She was once called “the most beautiful woman in the world.” But Hedy Lamarr had more than just looks—the Hollywood star was also a brilliant scientist and inventor. In honor of what would have been her 101st birthday, Google is even featuring Lamarr in an animated Doodle that gives a glimpse of her fascinating story.
Born in Austria, Lamarr made her name as a sex object in movies like the scandalous Ecstasy. She rubbed shoulders with the likes of Adolf Hitler and Mussolini at parties thrown by her first husband, a Viennese arms merchant who forced her to leave the movie business. But Lamarr was unhappy in her marriage and disgusted by her husband’s “shady business dealings with Nazi industrialists,” writes Jennifer Ouellette for Scientific American, so she escaped Austria for Paris, London and eventually the United States in the late 1930s.

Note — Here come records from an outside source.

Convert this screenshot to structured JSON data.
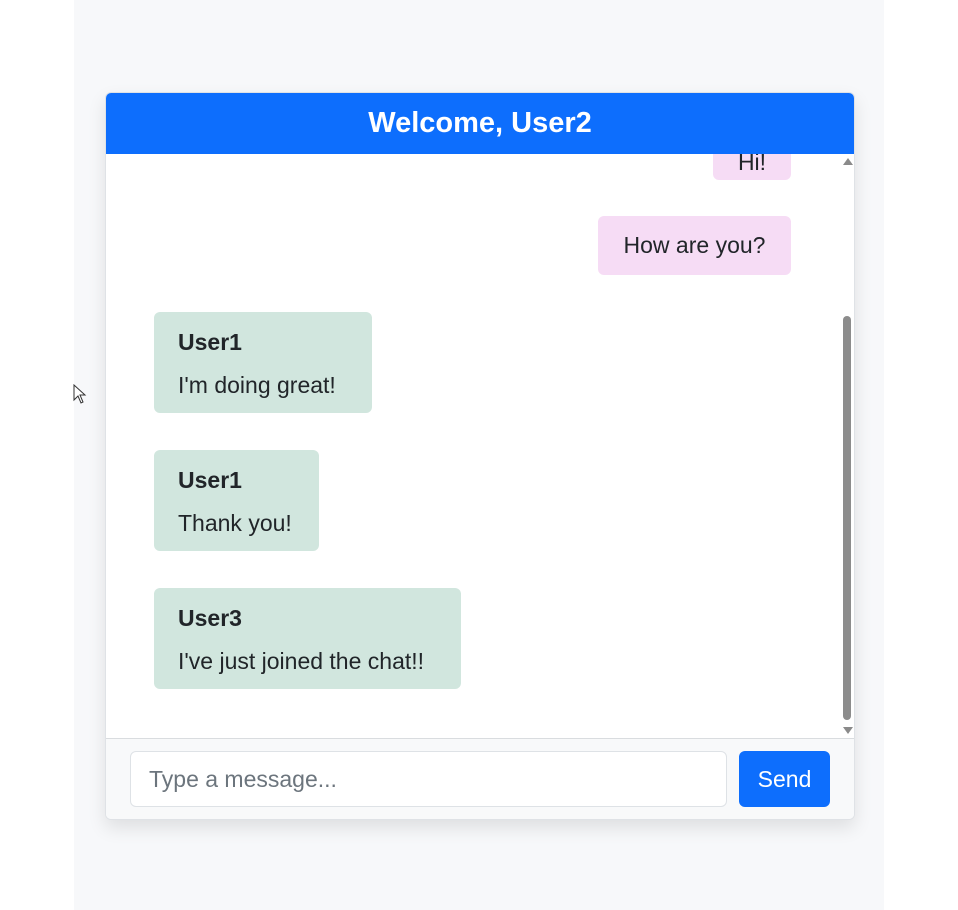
{
  "header": {
    "title": "Welcome, User2"
  },
  "messages": [
    {
      "type": "self",
      "text": "Hi!"
    },
    {
      "type": "self",
      "text": "How are you?"
    },
    {
      "type": "other",
      "sender": "User1",
      "text": "I'm doing great!"
    },
    {
      "type": "other",
      "sender": "User1",
      "text": "Thank you!"
    },
    {
      "type": "other",
      "sender": "User3",
      "text": "I've just joined the chat!!"
    }
  ],
  "composer": {
    "placeholder": "Type a message...",
    "send_label": "Send"
  },
  "colors": {
    "accent": "#0d6efd",
    "self_bubble": "#f6dcf5",
    "other_bubble": "#d1e6de"
  },
  "icons": {
    "cursor": "mouse-pointer-icon",
    "scroll_up": "triangle-up-icon",
    "scroll_down": "triangle-down-icon"
  }
}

She became a movie sensation in the United States, but her experience in military munitions served her well. Ouellette writes that when Lamarr started talking with her neighbor, composer George Antheil, she revealed a keen mind for inventions. When they discussed how to protect radio-controlled torpedoes from outside interference, she suggested that it would be harder to jam a frequency that’s always changing.
Antheil, who was best known for a composition that synchronized 16 player pianos, contributed his experience with synchronizing mechanical devices and together, the pair invented a torpedo guidance system that used frequency hopping to protect the weapons. They were granted a patent in 1942, but had a hard time convincing others to take their work seriously.
Today, Lamarr’s invention is given much more respect—it’s the basis for modern Wi-Fi, Bluetooth and GPS technologies. In a blog about the Google Doodle, illustrator Jennifer Hom shows a bit more about the process behind the homage—a reminder that brains and beauty can very happily coexist.